[SOURCE MATERIAL]
┌────────
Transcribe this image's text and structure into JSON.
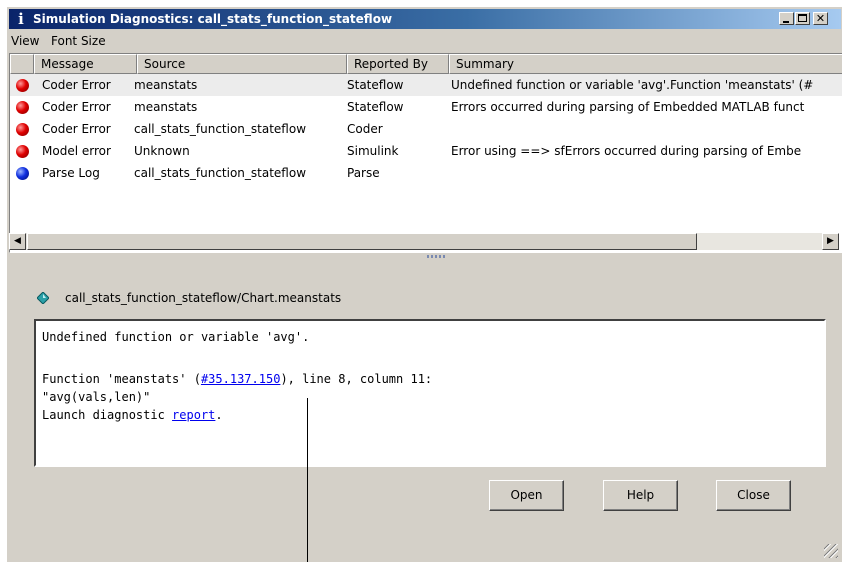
{
  "window": {
    "title": "Simulation Diagnostics: call_stats_function_stateflow",
    "title_icon": "info-icon"
  },
  "menu": [
    "View",
    "Font Size"
  ],
  "table": {
    "columns": [
      "Message",
      "Source",
      "Reported By",
      "Summary"
    ],
    "rows": [
      {
        "icon": "red",
        "message": "Coder Error",
        "source": "meanstats",
        "reported_by": "Stateflow",
        "summary": "Undefined function or variable 'avg'.Function 'meanstats' (#",
        "selected": true
      },
      {
        "icon": "red",
        "message": "Coder Error",
        "source": "meanstats",
        "reported_by": "Stateflow",
        "summary": "Errors occurred during parsing of Embedded MATLAB funct",
        "selected": false
      },
      {
        "icon": "red",
        "message": "Coder Error",
        "source": "call_stats_function_stateflow",
        "reported_by": "Coder",
        "summary": "",
        "selected": false
      },
      {
        "icon": "red",
        "message": "Model error",
        "source": "Unknown",
        "reported_by": "Simulink",
        "summary": "Error using ==> sfErrors occurred during parsing of Embe",
        "selected": false
      },
      {
        "icon": "blue",
        "message": "Parse Log",
        "source": "call_stats_function_stateflow",
        "reported_by": "Parse",
        "summary": "",
        "selected": false
      }
    ]
  },
  "detail": {
    "path": "call_stats_function_stateflow/Chart.meanstats",
    "line1": "Undefined function or variable 'avg'.",
    "line2_prefix": "Function 'meanstats' (",
    "line2_link": "#35.137.150",
    "line2_suffix": "), line 8, column 11:",
    "line3": "\"avg(vals,len)\"",
    "line4_prefix": "Launch diagnostic ",
    "line4_link": "report",
    "line4_suffix": "."
  },
  "buttons": {
    "open": "Open",
    "help": "Help",
    "close": "Close"
  },
  "colors": {
    "title_start": "#0a246a",
    "title_end": "#a6caf0",
    "error": "#e00000",
    "info": "#1030e0",
    "link": "#0000ee"
  }
}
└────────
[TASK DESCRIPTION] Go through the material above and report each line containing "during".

[TASK ANSWER]
        "summary": "Errors occurred during parsing of Embedded MATLAB funct",
        "summary": "Error using ==> sfErrors occurred during parsing of Embe",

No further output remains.